# Dataset excerpts
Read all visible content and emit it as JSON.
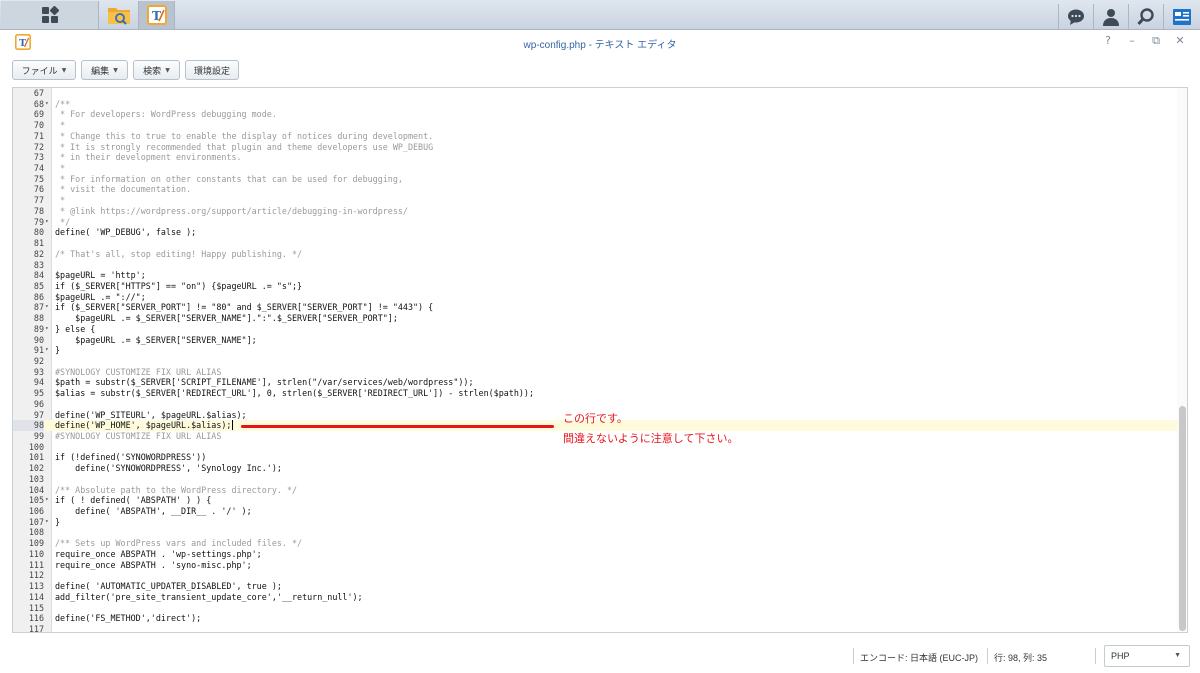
{
  "taskbar": {
    "apps": [
      {
        "icon": "main-menu-grid-icon"
      },
      {
        "icon": "file-station-icon"
      },
      {
        "icon": "text-editor-icon"
      }
    ],
    "tray": [
      "chat-icon",
      "user-icon",
      "search-icon",
      "widgets-icon"
    ]
  },
  "window": {
    "title": "wp-config.php - テキスト エディタ",
    "controls": {
      "help": "?",
      "minimize": "–",
      "restore": "⧉",
      "close": "✕"
    }
  },
  "toolbar": {
    "file_label": "ファイル",
    "edit_label": "編集",
    "search_label": "検索",
    "settings_label": "環境設定"
  },
  "editor": {
    "active_line": 98,
    "lines": [
      {
        "n": "67",
        "fold": false,
        "t": ""
      },
      {
        "n": "68",
        "fold": true,
        "t": "/**"
      },
      {
        "n": "69",
        "fold": false,
        "t": " * For developers: WordPress debugging mode."
      },
      {
        "n": "70",
        "fold": false,
        "t": " *"
      },
      {
        "n": "71",
        "fold": false,
        "t": " * Change this to true to enable the display of notices during development."
      },
      {
        "n": "72",
        "fold": false,
        "t": " * It is strongly recommended that plugin and theme developers use WP_DEBUG"
      },
      {
        "n": "73",
        "fold": false,
        "t": " * in their development environments."
      },
      {
        "n": "74",
        "fold": false,
        "t": " *"
      },
      {
        "n": "75",
        "fold": false,
        "t": " * For information on other constants that can be used for debugging,"
      },
      {
        "n": "76",
        "fold": false,
        "t": " * visit the documentation."
      },
      {
        "n": "77",
        "fold": false,
        "t": " *"
      },
      {
        "n": "78",
        "fold": false,
        "t": " * @link https://wordpress.org/support/article/debugging-in-wordpress/"
      },
      {
        "n": "79",
        "fold": true,
        "t": " */"
      },
      {
        "n": "80",
        "fold": false,
        "t": "define( 'WP_DEBUG', false );"
      },
      {
        "n": "81",
        "fold": false,
        "t": ""
      },
      {
        "n": "82",
        "fold": false,
        "t": "/* That's all, stop editing! Happy publishing. */"
      },
      {
        "n": "83",
        "fold": false,
        "t": ""
      },
      {
        "n": "84",
        "fold": false,
        "t": "$pageURL = 'http';"
      },
      {
        "n": "85",
        "fold": false,
        "t": "if ($_SERVER[\"HTTPS\"] == \"on\") {$pageURL .= \"s\";}"
      },
      {
        "n": "86",
        "fold": false,
        "t": "$pageURL .= \"://\";"
      },
      {
        "n": "87",
        "fold": true,
        "t": "if ($_SERVER[\"SERVER_PORT\"] != \"80\" and $_SERVER[\"SERVER_PORT\"] != \"443\") {"
      },
      {
        "n": "88",
        "fold": false,
        "t": "    $pageURL .= $_SERVER[\"SERVER_NAME\"].\":\".$_SERVER[\"SERVER_PORT\"];"
      },
      {
        "n": "89",
        "fold": true,
        "t": "} else {"
      },
      {
        "n": "90",
        "fold": false,
        "t": "    $pageURL .= $_SERVER[\"SERVER_NAME\"];"
      },
      {
        "n": "91",
        "fold": true,
        "t": "}"
      },
      {
        "n": "92",
        "fold": false,
        "t": ""
      },
      {
        "n": "93",
        "fold": false,
        "t": "#SYNOLOGY CUSTOMIZE FIX URL ALIAS"
      },
      {
        "n": "94",
        "fold": false,
        "t": "$path = substr($_SERVER['SCRIPT_FILENAME'], strlen(\"/var/services/web/wordpress\"));"
      },
      {
        "n": "95",
        "fold": false,
        "t": "$alias = substr($_SERVER['REDIRECT_URL'], 0, strlen($_SERVER['REDIRECT_URL']) - strlen($path));"
      },
      {
        "n": "96",
        "fold": false,
        "t": ""
      },
      {
        "n": "97",
        "fold": false,
        "t": "define('WP_SITEURL', $pageURL.$alias);"
      },
      {
        "n": "98",
        "fold": false,
        "t": "define('WP_HOME', $pageURL.$alias);"
      },
      {
        "n": "99",
        "fold": false,
        "t": "#SYNOLOGY CUSTOMIZE FIX URL ALIAS"
      },
      {
        "n": "100",
        "fold": false,
        "t": ""
      },
      {
        "n": "101",
        "fold": false,
        "t": "if (!defined('SYNOWORDPRESS'))"
      },
      {
        "n": "102",
        "fold": false,
        "t": "    define('SYNOWORDPRESS', 'Synology Inc.');"
      },
      {
        "n": "103",
        "fold": false,
        "t": ""
      },
      {
        "n": "104",
        "fold": false,
        "t": "/** Absolute path to the WordPress directory. */"
      },
      {
        "n": "105",
        "fold": true,
        "t": "if ( ! defined( 'ABSPATH' ) ) {"
      },
      {
        "n": "106",
        "fold": false,
        "t": "    define( 'ABSPATH', __DIR__ . '/' );"
      },
      {
        "n": "107",
        "fold": true,
        "t": "}"
      },
      {
        "n": "108",
        "fold": false,
        "t": ""
      },
      {
        "n": "109",
        "fold": false,
        "t": "/** Sets up WordPress vars and included files. */"
      },
      {
        "n": "110",
        "fold": false,
        "t": "require_once ABSPATH . 'wp-settings.php';"
      },
      {
        "n": "111",
        "fold": false,
        "t": "require_once ABSPATH . 'syno-misc.php';"
      },
      {
        "n": "112",
        "fold": false,
        "t": ""
      },
      {
        "n": "113",
        "fold": false,
        "t": "define( 'AUTOMATIC_UPDATER_DISABLED', true );"
      },
      {
        "n": "114",
        "fold": false,
        "t": "add_filter('pre_site_transient_update_core','__return_null');"
      },
      {
        "n": "115",
        "fold": false,
        "t": ""
      },
      {
        "n": "116",
        "fold": false,
        "t": "define('FS_METHOD','direct');"
      },
      {
        "n": "117",
        "fold": false,
        "t": ""
      }
    ]
  },
  "annotation": {
    "line1": "この行です。",
    "line2": "間違えないように注意して下さい。",
    "color": "#e8141b"
  },
  "statusbar": {
    "encoding": "エンコード: 日本語 (EUC-JP)",
    "position": "行: 98, 列: 35",
    "language": "PHP"
  }
}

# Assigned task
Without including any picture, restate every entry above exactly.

# Output of the task
Read all visible content and emit it as JSON.
{
  "taskbar": {
    "apps": [
      {
        "icon": "main-menu-grid-icon"
      },
      {
        "icon": "file-station-icon"
      },
      {
        "icon": "text-editor-icon"
      }
    ],
    "tray": [
      "chat-icon",
      "user-icon",
      "search-icon",
      "widgets-icon"
    ]
  },
  "window": {
    "title": "wp-config.php - テキスト エディタ",
    "controls": {
      "help": "?",
      "minimize": "–",
      "restore": "⧉",
      "close": "✕"
    }
  },
  "toolbar": {
    "file_label": "ファイル",
    "edit_label": "編集",
    "search_label": "検索",
    "settings_label": "環境設定"
  },
  "editor": {
    "active_line": 98,
    "lines": [
      {
        "n": "67",
        "fold": false,
        "t": ""
      },
      {
        "n": "68",
        "fold": true,
        "t": "/**"
      },
      {
        "n": "69",
        "fold": false,
        "t": " * For developers: WordPress debugging mode."
      },
      {
        "n": "70",
        "fold": false,
        "t": " *"
      },
      {
        "n": "71",
        "fold": false,
        "t": " * Change this to true to enable the display of notices during development."
      },
      {
        "n": "72",
        "fold": false,
        "t": " * It is strongly recommended that plugin and theme developers use WP_DEBUG"
      },
      {
        "n": "73",
        "fold": false,
        "t": " * in their development environments."
      },
      {
        "n": "74",
        "fold": false,
        "t": " *"
      },
      {
        "n": "75",
        "fold": false,
        "t": " * For information on other constants that can be used for debugging,"
      },
      {
        "n": "76",
        "fold": false,
        "t": " * visit the documentation."
      },
      {
        "n": "77",
        "fold": false,
        "t": " *"
      },
      {
        "n": "78",
        "fold": false,
        "t": " * @link https://wordpress.org/support/article/debugging-in-wordpress/"
      },
      {
        "n": "79",
        "fold": true,
        "t": " */"
      },
      {
        "n": "80",
        "fold": false,
        "t": "define( 'WP_DEBUG', false );"
      },
      {
        "n": "81",
        "fold": false,
        "t": ""
      },
      {
        "n": "82",
        "fold": false,
        "t": "/* That's all, stop editing! Happy publishing. */"
      },
      {
        "n": "83",
        "fold": false,
        "t": ""
      },
      {
        "n": "84",
        "fold": false,
        "t": "$pageURL = 'http';"
      },
      {
        "n": "85",
        "fold": false,
        "t": "if ($_SERVER[\"HTTPS\"] == \"on\") {$pageURL .= \"s\";}"
      },
      {
        "n": "86",
        "fold": false,
        "t": "$pageURL .= \"://\";"
      },
      {
        "n": "87",
        "fold": true,
        "t": "if ($_SERVER[\"SERVER_PORT\"] != \"80\" and $_SERVER[\"SERVER_PORT\"] != \"443\") {"
      },
      {
        "n": "88",
        "fold": false,
        "t": "    $pageURL .= $_SERVER[\"SERVER_NAME\"].\":\".$_SERVER[\"SERVER_PORT\"];"
      },
      {
        "n": "89",
        "fold": true,
        "t": "} else {"
      },
      {
        "n": "90",
        "fold": false,
        "t": "    $pageURL .= $_SERVER[\"SERVER_NAME\"];"
      },
      {
        "n": "91",
        "fold": true,
        "t": "}"
      },
      {
        "n": "92",
        "fold": false,
        "t": ""
      },
      {
        "n": "93",
        "fold": false,
        "t": "#SYNOLOGY CUSTOMIZE FIX URL ALIAS"
      },
      {
        "n": "94",
        "fold": false,
        "t": "$path = substr($_SERVER['SCRIPT_FILENAME'], strlen(\"/var/services/web/wordpress\"));"
      },
      {
        "n": "95",
        "fold": false,
        "t": "$alias = substr($_SERVER['REDIRECT_URL'], 0, strlen($_SERVER['REDIRECT_URL']) - strlen($path));"
      },
      {
        "n": "96",
        "fold": false,
        "t": ""
      },
      {
        "n": "97",
        "fold": false,
        "t": "define('WP_SITEURL', $pageURL.$alias);"
      },
      {
        "n": "98",
        "fold": false,
        "t": "define('WP_HOME', $pageURL.$alias);"
      },
      {
        "n": "99",
        "fold": false,
        "t": "#SYNOLOGY CUSTOMIZE FIX URL ALIAS"
      },
      {
        "n": "100",
        "fold": false,
        "t": ""
      },
      {
        "n": "101",
        "fold": false,
        "t": "if (!defined('SYNOWORDPRESS'))"
      },
      {
        "n": "102",
        "fold": false,
        "t": "    define('SYNOWORDPRESS', 'Synology Inc.');"
      },
      {
        "n": "103",
        "fold": false,
        "t": ""
      },
      {
        "n": "104",
        "fold": false,
        "t": "/** Absolute path to the WordPress directory. */"
      },
      {
        "n": "105",
        "fold": true,
        "t": "if ( ! defined( 'ABSPATH' ) ) {"
      },
      {
        "n": "106",
        "fold": false,
        "t": "    define( 'ABSPATH', __DIR__ . '/' );"
      },
      {
        "n": "107",
        "fold": true,
        "t": "}"
      },
      {
        "n": "108",
        "fold": false,
        "t": ""
      },
      {
        "n": "109",
        "fold": false,
        "t": "/** Sets up WordPress vars and included files. */"
      },
      {
        "n": "110",
        "fold": false,
        "t": "require_once ABSPATH . 'wp-settings.php';"
      },
      {
        "n": "111",
        "fold": false,
        "t": "require_once ABSPATH . 'syno-misc.php';"
      },
      {
        "n": "112",
        "fold": false,
        "t": ""
      },
      {
        "n": "113",
        "fold": false,
        "t": "define( 'AUTOMATIC_UPDATER_DISABLED', true );"
      },
      {
        "n": "114",
        "fold": false,
        "t": "add_filter('pre_site_transient_update_core','__return_null');"
      },
      {
        "n": "115",
        "fold": false,
        "t": ""
      },
      {
        "n": "116",
        "fold": false,
        "t": "define('FS_METHOD','direct');"
      },
      {
        "n": "117",
        "fold": false,
        "t": ""
      }
    ]
  },
  "annotation": {
    "line1": "この行です。",
    "line2": "間違えないように注意して下さい。",
    "color": "#e8141b"
  },
  "statusbar": {
    "encoding": "エンコード: 日本語 (EUC-JP)",
    "position": "行: 98, 列: 35",
    "language": "PHP"
  }
}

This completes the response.